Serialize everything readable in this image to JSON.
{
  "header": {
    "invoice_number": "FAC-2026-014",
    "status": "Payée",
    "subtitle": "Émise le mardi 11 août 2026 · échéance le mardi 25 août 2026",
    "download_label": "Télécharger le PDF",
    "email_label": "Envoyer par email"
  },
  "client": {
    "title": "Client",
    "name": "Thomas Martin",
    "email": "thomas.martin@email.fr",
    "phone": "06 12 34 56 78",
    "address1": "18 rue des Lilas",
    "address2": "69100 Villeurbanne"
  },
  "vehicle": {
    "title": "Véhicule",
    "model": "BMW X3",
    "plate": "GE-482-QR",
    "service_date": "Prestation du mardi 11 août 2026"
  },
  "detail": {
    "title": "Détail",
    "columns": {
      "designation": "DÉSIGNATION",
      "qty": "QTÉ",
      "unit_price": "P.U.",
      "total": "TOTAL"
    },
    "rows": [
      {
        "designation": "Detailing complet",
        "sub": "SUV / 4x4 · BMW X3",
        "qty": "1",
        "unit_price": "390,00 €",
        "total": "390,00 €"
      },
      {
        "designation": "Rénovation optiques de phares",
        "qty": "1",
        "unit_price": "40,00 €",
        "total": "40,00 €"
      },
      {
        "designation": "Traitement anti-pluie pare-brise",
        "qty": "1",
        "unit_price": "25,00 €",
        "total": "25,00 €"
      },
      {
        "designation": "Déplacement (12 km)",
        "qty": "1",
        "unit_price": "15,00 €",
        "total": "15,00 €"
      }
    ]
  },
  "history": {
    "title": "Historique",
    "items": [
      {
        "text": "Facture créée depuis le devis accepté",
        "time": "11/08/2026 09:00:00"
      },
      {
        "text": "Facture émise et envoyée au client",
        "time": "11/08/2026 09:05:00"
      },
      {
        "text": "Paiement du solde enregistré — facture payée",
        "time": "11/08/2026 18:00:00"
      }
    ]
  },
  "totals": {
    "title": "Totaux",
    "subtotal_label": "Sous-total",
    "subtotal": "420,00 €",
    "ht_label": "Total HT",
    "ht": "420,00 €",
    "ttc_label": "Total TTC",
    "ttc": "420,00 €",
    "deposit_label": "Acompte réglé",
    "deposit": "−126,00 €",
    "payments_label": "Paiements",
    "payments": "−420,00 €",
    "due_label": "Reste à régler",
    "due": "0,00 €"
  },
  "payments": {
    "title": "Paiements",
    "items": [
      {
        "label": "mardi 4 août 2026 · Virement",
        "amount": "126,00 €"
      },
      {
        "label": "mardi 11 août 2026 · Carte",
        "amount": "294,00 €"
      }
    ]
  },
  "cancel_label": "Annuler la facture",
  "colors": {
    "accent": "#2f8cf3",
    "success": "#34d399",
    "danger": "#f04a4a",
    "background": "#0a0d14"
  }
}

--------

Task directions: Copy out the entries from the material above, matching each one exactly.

Response area:
Serialize everything readable in this image to JSON.
{
  "header": {
    "invoice_number": "FAC-2026-014",
    "status": "Payée",
    "subtitle": "Émise le mardi 11 août 2026 · échéance le mardi 25 août 2026",
    "download_label": "Télécharger le PDF",
    "email_label": "Envoyer par email"
  },
  "client": {
    "title": "Client",
    "name": "Thomas Martin",
    "email": "thomas.martin@email.fr",
    "phone": "06 12 34 56 78",
    "address1": "18 rue des Lilas",
    "address2": "69100 Villeurbanne"
  },
  "vehicle": {
    "title": "Véhicule",
    "model": "BMW X3",
    "plate": "GE-482-QR",
    "service_date": "Prestation du mardi 11 août 2026"
  },
  "detail": {
    "title": "Détail",
    "columns": {
      "designation": "DÉSIGNATION",
      "qty": "QTÉ",
      "unit_price": "P.U.",
      "total": "TOTAL"
    },
    "rows": [
      {
        "designation": "Detailing complet",
        "sub": "SUV / 4x4 · BMW X3",
        "qty": "1",
        "unit_price": "390,00 €",
        "total": "390,00 €"
      },
      {
        "designation": "Rénovation optiques de phares",
        "qty": "1",
        "unit_price": "40,00 €",
        "total": "40,00 €"
      },
      {
        "designation": "Traitement anti-pluie pare-brise",
        "qty": "1",
        "unit_price": "25,00 €",
        "total": "25,00 €"
      },
      {
        "designation": "Déplacement (12 km)",
        "qty": "1",
        "unit_price": "15,00 €",
        "total": "15,00 €"
      }
    ]
  },
  "history": {
    "title": "Historique",
    "items": [
      {
        "text": "Facture créée depuis le devis accepté",
        "time": "11/08/2026 09:00:00"
      },
      {
        "text": "Facture émise et envoyée au client",
        "time": "11/08/2026 09:05:00"
      },
      {
        "text": "Paiement du solde enregistré — facture payée",
        "time": "11/08/2026 18:00:00"
      }
    ]
  },
  "totals": {
    "title": "Totaux",
    "subtotal_label": "Sous-total",
    "subtotal": "420,00 €",
    "ht_label": "Total HT",
    "ht": "420,00 €",
    "ttc_label": "Total TTC",
    "ttc": "420,00 €",
    "deposit_label": "Acompte réglé",
    "deposit": "−126,00 €",
    "payments_label": "Paiements",
    "payments": "−420,00 €",
    "due_label": "Reste à régler",
    "due": "0,00 €"
  },
  "payments": {
    "title": "Paiements",
    "items": [
      {
        "label": "mardi 4 août 2026 · Virement",
        "amount": "126,00 €"
      },
      {
        "label": "mardi 11 août 2026 · Carte",
        "amount": "294,00 €"
      }
    ]
  },
  "cancel_label": "Annuler la facture",
  "colors": {
    "accent": "#2f8cf3",
    "success": "#34d399",
    "danger": "#f04a4a",
    "background": "#0a0d14"
  }
}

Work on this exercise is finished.